The podmaster had looked at him with a raised eyebrow and a sniff. “Next thing you’ll be asking for a scanner,” he said.

“What’s a scanner?” Brock asked.

The podmaster requisitioned one from storage, but at the same time, he must have alerted Research, because it was the representative from Research who had brought him the scanner and questioned him about his expressed desire for an Actual Adventure–a journey outside the dome. “What has prompted this, uh–unusual ambition?” the representative had asked, his eyes not on Brock but on the scanner in his hand. Brock had hesitated, distracted by the man’s fidgeting with the strange instrument. “I–I’m interested in scientific research,” Brock said at last.

So here he was out of the pod, alone for the first time in his life. Perhaps, though, he should have asked one of his podfellows to come along. Or even the pod robopet. But the other fellows all laughed when he spoke of going outside, their eyes darting back and forth.

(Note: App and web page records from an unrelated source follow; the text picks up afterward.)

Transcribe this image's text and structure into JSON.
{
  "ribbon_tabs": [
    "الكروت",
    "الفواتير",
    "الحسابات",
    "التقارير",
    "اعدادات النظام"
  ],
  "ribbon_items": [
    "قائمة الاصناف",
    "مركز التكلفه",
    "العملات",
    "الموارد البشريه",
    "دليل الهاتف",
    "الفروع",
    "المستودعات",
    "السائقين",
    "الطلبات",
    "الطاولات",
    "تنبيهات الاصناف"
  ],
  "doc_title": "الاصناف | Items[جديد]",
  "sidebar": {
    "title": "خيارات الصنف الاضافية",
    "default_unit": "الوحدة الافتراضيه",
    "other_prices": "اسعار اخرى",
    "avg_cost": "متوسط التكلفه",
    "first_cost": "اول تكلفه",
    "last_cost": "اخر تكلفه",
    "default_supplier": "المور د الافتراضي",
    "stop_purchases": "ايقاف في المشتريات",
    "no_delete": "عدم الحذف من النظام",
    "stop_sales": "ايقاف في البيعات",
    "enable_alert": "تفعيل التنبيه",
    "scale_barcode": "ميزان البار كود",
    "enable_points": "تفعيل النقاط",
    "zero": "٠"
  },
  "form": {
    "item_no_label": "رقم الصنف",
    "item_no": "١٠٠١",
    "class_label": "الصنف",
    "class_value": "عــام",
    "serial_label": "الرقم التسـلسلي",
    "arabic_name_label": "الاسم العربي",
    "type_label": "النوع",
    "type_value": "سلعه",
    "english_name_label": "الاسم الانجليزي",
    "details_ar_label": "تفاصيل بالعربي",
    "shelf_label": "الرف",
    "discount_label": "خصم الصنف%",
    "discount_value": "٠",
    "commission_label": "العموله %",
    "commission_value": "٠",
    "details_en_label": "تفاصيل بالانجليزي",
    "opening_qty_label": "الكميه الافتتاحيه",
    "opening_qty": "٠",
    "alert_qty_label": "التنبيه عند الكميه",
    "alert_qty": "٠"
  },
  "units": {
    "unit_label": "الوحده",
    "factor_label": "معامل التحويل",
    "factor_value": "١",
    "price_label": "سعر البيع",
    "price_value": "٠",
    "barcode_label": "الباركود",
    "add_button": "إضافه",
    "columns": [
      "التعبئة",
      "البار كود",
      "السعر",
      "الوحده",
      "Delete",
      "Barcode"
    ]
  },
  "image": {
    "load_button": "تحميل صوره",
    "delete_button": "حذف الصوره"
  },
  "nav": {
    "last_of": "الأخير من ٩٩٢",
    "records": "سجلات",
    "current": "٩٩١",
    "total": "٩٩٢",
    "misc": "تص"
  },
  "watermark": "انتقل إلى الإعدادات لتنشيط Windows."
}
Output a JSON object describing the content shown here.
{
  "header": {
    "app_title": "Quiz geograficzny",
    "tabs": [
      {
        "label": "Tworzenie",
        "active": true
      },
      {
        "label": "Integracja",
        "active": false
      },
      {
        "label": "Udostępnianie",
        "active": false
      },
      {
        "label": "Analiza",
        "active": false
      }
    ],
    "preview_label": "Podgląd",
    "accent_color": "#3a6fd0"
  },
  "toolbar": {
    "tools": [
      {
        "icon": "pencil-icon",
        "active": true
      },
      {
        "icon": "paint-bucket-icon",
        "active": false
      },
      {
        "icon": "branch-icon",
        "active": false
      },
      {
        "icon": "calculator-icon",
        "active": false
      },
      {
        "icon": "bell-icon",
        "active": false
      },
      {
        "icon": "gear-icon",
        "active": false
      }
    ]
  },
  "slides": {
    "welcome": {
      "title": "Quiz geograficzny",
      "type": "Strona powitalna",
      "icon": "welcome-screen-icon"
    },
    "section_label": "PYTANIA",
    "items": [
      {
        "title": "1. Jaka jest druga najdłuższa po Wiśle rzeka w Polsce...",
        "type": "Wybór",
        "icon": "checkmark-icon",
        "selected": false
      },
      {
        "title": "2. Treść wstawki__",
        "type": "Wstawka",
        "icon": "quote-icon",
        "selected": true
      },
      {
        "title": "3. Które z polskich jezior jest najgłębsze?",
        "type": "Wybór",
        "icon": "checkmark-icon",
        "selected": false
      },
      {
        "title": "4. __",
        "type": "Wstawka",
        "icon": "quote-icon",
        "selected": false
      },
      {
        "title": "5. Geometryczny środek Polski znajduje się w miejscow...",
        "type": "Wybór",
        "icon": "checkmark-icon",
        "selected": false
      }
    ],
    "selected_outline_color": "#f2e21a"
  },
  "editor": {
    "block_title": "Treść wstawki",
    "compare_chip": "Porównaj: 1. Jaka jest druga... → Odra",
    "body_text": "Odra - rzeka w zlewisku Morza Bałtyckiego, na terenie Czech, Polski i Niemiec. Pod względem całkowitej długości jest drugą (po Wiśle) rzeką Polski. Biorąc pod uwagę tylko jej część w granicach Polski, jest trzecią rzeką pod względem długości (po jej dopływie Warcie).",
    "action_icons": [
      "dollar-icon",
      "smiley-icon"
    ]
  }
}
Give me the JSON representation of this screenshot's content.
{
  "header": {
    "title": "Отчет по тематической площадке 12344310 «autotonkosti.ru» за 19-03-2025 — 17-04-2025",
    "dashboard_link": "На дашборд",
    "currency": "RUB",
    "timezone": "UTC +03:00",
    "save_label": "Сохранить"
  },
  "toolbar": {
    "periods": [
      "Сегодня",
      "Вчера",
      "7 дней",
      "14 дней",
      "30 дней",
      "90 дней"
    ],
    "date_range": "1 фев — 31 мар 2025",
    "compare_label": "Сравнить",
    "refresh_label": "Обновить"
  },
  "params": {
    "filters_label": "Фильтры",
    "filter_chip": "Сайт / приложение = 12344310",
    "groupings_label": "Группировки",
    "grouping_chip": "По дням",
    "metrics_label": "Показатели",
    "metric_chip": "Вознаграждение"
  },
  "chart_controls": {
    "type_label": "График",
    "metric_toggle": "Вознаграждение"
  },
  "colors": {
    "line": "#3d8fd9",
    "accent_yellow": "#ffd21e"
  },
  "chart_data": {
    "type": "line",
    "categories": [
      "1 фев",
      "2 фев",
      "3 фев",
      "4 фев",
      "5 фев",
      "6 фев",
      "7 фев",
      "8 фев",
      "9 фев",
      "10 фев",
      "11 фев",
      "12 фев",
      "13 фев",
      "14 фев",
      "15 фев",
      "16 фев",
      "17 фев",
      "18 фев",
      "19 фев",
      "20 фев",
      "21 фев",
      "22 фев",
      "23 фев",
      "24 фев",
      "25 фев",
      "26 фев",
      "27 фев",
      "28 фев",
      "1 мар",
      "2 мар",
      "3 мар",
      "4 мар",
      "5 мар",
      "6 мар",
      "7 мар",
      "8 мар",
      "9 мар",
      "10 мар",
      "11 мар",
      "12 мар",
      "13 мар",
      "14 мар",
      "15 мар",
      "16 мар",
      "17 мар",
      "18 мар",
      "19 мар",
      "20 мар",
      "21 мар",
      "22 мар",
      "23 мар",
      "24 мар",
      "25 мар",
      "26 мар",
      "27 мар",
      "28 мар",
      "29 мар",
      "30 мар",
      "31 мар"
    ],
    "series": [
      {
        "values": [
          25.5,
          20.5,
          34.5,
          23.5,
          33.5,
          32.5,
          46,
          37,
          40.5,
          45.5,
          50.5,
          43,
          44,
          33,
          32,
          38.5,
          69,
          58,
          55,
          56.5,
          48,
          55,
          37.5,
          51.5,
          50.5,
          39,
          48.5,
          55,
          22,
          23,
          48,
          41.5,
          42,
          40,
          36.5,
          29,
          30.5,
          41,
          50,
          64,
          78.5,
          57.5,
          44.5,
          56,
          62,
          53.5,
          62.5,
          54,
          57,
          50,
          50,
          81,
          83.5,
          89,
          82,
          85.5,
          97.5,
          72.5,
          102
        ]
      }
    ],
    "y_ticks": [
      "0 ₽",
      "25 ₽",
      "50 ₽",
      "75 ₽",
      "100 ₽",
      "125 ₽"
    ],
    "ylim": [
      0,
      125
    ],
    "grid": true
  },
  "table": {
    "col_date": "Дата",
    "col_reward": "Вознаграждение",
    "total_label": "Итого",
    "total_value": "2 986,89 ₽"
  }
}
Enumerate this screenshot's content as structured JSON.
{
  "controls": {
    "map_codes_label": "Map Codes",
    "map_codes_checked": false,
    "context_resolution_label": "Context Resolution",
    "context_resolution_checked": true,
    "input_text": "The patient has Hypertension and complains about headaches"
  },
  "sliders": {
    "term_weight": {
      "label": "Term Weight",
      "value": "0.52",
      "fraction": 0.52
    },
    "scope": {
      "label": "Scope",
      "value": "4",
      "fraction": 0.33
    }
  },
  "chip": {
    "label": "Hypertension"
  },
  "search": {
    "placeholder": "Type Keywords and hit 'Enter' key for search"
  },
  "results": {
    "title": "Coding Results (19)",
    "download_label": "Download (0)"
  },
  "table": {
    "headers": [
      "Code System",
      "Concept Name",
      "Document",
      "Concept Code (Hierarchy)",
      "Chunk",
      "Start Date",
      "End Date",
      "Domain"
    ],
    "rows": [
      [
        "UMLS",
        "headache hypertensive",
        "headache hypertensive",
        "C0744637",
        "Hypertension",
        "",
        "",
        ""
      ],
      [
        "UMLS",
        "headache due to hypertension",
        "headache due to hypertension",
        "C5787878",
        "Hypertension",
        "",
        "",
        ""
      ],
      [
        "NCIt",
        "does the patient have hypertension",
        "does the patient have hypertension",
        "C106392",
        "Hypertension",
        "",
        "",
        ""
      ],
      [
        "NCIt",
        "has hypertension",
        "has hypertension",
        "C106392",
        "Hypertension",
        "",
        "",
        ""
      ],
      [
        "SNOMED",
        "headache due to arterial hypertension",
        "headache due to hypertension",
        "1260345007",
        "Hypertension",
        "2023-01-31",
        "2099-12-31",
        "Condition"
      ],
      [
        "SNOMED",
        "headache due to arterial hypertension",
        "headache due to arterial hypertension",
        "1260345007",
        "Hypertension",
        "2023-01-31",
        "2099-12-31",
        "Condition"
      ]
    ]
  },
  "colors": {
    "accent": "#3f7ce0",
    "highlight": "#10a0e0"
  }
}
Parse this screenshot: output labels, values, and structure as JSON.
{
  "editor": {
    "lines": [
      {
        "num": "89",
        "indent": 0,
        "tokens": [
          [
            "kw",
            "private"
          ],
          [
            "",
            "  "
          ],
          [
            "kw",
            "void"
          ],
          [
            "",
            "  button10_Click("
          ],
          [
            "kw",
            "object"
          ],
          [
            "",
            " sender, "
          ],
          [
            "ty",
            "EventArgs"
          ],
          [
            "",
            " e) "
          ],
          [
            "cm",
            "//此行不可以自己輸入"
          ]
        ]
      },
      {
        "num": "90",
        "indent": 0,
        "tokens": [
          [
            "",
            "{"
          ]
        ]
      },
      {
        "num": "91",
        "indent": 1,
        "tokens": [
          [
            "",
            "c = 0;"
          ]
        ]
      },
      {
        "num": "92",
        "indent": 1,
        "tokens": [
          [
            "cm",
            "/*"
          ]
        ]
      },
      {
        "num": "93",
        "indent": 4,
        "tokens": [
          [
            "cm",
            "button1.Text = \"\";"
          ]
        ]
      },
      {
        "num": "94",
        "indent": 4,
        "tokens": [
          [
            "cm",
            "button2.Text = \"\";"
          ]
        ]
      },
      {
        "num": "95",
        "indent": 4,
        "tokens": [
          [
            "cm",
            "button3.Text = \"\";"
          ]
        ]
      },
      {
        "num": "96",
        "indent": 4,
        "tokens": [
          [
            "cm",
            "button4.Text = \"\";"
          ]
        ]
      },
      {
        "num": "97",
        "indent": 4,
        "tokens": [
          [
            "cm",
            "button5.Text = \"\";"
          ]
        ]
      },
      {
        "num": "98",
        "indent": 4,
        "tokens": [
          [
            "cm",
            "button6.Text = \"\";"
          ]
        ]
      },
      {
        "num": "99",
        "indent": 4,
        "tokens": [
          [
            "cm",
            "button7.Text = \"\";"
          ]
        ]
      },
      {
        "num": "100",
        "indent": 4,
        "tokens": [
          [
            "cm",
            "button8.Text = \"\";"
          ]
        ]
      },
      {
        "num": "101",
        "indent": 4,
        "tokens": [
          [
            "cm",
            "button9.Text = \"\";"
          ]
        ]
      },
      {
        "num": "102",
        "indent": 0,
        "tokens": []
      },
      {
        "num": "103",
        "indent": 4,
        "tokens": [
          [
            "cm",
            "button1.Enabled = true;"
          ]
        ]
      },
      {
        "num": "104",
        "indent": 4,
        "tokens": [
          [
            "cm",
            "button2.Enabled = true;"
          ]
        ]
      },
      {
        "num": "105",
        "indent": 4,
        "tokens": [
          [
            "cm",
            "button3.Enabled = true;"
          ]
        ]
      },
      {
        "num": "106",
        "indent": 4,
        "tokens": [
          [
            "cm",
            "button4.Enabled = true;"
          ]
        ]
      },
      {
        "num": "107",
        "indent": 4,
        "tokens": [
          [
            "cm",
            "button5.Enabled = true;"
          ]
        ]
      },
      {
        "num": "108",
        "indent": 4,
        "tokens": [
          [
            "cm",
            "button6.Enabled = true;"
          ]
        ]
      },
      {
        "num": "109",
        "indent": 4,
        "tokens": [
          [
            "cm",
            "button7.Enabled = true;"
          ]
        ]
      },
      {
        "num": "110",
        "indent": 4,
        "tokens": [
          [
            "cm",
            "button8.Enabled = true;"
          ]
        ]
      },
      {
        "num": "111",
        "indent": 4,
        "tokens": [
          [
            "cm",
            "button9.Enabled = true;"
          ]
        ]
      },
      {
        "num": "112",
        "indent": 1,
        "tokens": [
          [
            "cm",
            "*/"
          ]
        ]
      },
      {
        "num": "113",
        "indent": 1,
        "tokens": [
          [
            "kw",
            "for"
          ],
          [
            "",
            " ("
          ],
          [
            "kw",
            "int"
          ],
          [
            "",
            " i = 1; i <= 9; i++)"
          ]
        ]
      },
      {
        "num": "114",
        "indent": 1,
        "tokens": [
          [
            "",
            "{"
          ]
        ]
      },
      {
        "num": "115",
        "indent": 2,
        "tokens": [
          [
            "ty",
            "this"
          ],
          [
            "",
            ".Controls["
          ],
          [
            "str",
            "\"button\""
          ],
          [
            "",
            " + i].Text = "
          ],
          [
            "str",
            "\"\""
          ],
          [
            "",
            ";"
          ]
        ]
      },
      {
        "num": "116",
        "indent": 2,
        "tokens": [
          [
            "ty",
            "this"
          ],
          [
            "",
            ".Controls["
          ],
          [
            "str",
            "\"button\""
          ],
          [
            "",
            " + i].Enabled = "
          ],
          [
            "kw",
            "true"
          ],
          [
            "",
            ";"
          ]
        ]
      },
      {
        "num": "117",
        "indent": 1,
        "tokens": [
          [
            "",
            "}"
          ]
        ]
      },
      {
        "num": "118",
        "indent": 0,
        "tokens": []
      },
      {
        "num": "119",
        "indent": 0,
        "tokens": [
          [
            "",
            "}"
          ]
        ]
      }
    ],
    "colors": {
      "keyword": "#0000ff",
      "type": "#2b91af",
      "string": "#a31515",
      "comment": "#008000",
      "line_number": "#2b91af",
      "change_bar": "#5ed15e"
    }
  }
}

Chekhov’s Gun

painting of writer Anton Chekhov

Source: Chekhov 140-190 for collage, Papa
November, Wikimedia

photo of a small revolver

Source: Revolver edit mirrored, Guglia, Wikimedia

Foreshadowing is a literary device that prepares the reader for events that will happen later by providing clues in the text. Foreshadowing is often used to create a feeling of suspense. The term “Chekhov’s Gun” comes from a letter Russian writer and playwright Anton Chekhov wrote in which he said, “One must not put a loaded rifle on stage if no one is thinking of firing it.” This is often used as a reminder to writers not to put any unnecessary elements in their writing. However, this is also useful for the reader because it’s a reminder that everything is important. If there’s a loaded pistol on a table in the story you’re reading, you should expect for someone to shoot it before the story is over because the shooting is foreshadowed.

illustration of little Red Riding Hood meeting a big brown wolf with a big red tongue and teeth

Source: Encounter with the Wolf, gingerherring, Flickr

The story of “Little Red Riding Hood,” for example, uses foreshadowing. When Little Red Riding Hood sets off to see her grandmother, her mother tells her not to stray from the path. Later, the Big Bad Wolf convinces Little Red Riding Hood that her grandmother would love some fresh wildflowers, and because she has to leave the path to get them, Little Red Riding Hood disregards her mother’s instructions. This gives the Big Bad Wolf time to get to the grandmother’s house, eat her, and wait for Little Red Riding Hood. If Little Red Riding Hood hadn’t strayed from the path, neither she nor her grandmother would have been eaten. The mother’s instructions foreshadow the events at the grandmother’s house.

Identifying foreshadowing

Here are a few questions that can help you to identify foreshadowing:

For the next exercise, read each passage on the left. Then read each one on the right and match it to the passage that foreshadows it by dragging and dropping the item into the circle provided.

icon for an interactive exercise